> _TO DO_: Every line of the entries with the word "iqnant" in it should be shown.

Data about app and page elements:
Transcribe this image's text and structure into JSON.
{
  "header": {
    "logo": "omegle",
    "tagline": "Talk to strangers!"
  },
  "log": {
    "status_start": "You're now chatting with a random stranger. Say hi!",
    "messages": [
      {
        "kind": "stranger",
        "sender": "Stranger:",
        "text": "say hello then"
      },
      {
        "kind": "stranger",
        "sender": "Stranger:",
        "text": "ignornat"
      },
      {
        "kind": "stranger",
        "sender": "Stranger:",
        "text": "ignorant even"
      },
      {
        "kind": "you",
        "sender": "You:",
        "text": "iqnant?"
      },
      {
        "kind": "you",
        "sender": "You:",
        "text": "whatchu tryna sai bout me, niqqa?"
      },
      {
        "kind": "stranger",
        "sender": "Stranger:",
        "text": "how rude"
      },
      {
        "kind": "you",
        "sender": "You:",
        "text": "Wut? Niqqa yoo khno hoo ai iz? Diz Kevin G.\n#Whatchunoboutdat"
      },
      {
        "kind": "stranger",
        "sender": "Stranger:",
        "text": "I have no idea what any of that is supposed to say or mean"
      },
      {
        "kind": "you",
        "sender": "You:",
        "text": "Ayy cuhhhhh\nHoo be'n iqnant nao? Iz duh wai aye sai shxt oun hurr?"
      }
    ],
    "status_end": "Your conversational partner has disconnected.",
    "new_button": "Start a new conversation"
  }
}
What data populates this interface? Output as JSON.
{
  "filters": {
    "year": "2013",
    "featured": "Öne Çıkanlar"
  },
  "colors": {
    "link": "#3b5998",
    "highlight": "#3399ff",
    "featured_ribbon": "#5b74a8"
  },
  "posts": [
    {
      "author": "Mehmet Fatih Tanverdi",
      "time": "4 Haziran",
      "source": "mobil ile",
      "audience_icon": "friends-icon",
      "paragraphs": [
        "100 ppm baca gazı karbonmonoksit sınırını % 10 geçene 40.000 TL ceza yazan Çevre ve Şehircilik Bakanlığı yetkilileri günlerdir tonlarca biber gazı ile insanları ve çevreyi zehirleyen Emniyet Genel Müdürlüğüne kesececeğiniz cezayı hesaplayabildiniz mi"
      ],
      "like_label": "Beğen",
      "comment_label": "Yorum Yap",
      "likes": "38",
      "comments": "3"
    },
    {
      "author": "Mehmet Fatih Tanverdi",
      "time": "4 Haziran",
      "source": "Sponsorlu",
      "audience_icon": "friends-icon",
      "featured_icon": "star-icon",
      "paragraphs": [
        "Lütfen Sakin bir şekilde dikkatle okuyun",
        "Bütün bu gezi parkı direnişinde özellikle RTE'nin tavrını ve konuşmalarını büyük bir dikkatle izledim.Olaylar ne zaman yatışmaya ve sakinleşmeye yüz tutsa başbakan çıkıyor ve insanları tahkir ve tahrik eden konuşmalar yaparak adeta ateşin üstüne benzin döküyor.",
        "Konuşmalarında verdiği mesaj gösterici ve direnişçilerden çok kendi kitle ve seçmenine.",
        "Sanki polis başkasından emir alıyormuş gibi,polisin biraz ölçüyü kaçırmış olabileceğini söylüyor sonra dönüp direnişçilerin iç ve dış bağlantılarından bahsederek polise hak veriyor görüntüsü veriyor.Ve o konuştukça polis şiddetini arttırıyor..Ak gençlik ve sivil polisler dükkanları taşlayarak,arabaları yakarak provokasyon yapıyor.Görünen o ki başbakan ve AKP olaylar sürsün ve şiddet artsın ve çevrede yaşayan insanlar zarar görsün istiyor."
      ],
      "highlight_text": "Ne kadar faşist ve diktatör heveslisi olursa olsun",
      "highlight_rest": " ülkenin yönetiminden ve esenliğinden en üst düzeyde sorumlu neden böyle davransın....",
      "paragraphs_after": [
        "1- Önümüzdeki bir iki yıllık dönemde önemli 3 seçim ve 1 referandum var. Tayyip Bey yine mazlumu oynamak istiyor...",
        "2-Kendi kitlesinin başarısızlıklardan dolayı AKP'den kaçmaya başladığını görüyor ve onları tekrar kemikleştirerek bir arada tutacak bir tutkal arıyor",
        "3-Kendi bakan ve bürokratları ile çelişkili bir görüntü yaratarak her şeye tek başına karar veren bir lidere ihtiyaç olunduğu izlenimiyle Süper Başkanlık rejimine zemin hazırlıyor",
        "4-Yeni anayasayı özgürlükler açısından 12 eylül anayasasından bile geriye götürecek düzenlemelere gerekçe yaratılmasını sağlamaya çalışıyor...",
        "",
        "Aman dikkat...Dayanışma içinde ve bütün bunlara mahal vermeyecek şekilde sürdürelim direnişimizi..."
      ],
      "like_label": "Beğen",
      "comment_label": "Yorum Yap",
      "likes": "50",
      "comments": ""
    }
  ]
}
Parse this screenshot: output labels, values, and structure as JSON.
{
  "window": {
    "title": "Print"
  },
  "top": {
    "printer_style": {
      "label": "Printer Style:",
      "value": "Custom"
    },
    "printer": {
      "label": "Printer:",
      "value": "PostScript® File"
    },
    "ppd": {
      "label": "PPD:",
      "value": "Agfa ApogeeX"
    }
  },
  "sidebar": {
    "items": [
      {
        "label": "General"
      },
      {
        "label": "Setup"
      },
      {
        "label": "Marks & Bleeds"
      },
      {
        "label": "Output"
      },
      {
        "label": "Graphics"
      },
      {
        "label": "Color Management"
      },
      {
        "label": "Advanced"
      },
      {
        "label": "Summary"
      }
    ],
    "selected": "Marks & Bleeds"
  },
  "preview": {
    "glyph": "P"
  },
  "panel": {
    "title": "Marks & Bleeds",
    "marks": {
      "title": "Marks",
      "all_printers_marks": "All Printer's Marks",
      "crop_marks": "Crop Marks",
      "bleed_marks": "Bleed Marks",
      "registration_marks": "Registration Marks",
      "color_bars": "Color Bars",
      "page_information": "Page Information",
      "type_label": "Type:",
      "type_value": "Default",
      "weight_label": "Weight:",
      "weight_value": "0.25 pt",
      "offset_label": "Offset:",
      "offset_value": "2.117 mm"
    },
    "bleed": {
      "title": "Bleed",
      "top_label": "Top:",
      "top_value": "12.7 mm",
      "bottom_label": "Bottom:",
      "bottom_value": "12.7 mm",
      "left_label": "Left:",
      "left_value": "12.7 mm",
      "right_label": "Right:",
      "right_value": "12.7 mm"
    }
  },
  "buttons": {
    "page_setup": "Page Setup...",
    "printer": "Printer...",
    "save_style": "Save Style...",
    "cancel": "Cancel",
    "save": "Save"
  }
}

> _TASK SOLUTION_:
        "text": "iqnant?"
        "text": "Ayy cuhhhhh\nHoo be'n iqnant nao? Iz duh wai aye sai shxt oun hurr?"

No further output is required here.